6. Theodore Roosevelt, Sr., 1821-1878
U.S. President Theodore Roosevelt, Jr. called his father "the best man I ever knew." In fact, Teddy's tribute to his father in his autobiography is so moving that we'll let him explain what made his old man great:
"He combined strength and courage with gentleness, tenderness and great unselfishness. He would not tolerate in us children selfishness or cruelty, idleness, cowardic, or untruthfulness. As we grew older he made us understand that the same standard of clean living was demanded for the boys as for the girls; that what was wrong in a woman could not be right in a man. With great love and patience, and the most understanding sympathy and consideration, he combined insistence on discipline …

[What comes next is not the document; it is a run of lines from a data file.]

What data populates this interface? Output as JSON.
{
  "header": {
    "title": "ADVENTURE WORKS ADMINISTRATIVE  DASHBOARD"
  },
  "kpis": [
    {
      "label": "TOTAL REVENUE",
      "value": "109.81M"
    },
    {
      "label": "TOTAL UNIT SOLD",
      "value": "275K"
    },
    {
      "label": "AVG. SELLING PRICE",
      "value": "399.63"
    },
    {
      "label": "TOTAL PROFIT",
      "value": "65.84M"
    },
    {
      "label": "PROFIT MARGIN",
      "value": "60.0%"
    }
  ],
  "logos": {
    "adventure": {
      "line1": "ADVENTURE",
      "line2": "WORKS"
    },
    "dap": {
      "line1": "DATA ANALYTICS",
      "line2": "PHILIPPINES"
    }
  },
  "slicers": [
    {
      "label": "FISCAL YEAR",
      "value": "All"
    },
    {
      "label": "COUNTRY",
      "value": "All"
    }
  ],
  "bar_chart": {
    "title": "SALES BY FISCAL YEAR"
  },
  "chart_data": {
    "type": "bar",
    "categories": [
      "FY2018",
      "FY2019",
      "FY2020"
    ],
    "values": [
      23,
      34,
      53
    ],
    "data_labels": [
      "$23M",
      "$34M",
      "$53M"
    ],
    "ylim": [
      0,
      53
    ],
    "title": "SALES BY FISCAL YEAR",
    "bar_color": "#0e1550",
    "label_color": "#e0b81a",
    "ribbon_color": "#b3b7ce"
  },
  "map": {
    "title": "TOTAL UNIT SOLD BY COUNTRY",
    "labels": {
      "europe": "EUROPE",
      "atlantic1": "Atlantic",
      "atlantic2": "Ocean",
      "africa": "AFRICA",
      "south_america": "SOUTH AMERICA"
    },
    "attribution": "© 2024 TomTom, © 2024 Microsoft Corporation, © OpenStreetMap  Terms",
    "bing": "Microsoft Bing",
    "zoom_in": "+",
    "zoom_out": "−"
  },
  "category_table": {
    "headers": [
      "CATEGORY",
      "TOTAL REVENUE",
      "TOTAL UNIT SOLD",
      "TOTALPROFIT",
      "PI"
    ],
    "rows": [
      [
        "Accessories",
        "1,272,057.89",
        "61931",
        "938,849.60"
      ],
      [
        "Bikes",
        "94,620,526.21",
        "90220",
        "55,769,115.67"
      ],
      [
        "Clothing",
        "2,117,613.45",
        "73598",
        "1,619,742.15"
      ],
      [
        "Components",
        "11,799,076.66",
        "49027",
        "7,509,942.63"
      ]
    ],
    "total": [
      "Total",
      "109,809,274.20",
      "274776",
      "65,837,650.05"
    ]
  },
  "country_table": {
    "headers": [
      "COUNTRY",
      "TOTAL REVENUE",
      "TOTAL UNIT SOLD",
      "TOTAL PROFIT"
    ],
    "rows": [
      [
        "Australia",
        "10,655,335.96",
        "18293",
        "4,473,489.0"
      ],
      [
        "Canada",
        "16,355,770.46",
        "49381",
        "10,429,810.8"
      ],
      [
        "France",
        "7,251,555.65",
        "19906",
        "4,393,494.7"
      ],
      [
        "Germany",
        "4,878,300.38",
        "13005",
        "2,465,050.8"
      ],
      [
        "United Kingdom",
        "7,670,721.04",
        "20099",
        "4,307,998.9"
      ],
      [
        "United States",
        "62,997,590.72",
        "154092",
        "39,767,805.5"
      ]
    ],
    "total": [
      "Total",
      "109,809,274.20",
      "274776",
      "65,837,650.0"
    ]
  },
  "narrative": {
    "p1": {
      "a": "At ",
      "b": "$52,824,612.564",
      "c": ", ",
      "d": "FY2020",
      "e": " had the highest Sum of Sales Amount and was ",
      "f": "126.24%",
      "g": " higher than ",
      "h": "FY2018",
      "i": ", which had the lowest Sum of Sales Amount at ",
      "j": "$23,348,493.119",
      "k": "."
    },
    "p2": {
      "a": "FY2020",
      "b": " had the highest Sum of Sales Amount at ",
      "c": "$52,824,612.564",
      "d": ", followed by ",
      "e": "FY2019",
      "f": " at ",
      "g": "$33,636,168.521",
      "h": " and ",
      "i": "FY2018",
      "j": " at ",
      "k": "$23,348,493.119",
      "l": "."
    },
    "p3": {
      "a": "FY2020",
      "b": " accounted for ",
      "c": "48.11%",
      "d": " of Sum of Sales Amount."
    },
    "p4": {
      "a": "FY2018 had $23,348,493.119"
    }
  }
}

"My father worked hard at his business, for he died when he was forty-six, too early to have retired. He was interested in every social reform movement, and he did an immense amount of practical charitable work himself. He was a big, powerful man, with a leonine face, and his heart filled with gentleness for those who needed help or protection, and with the possibility of much wrath against a bully or an oppressor."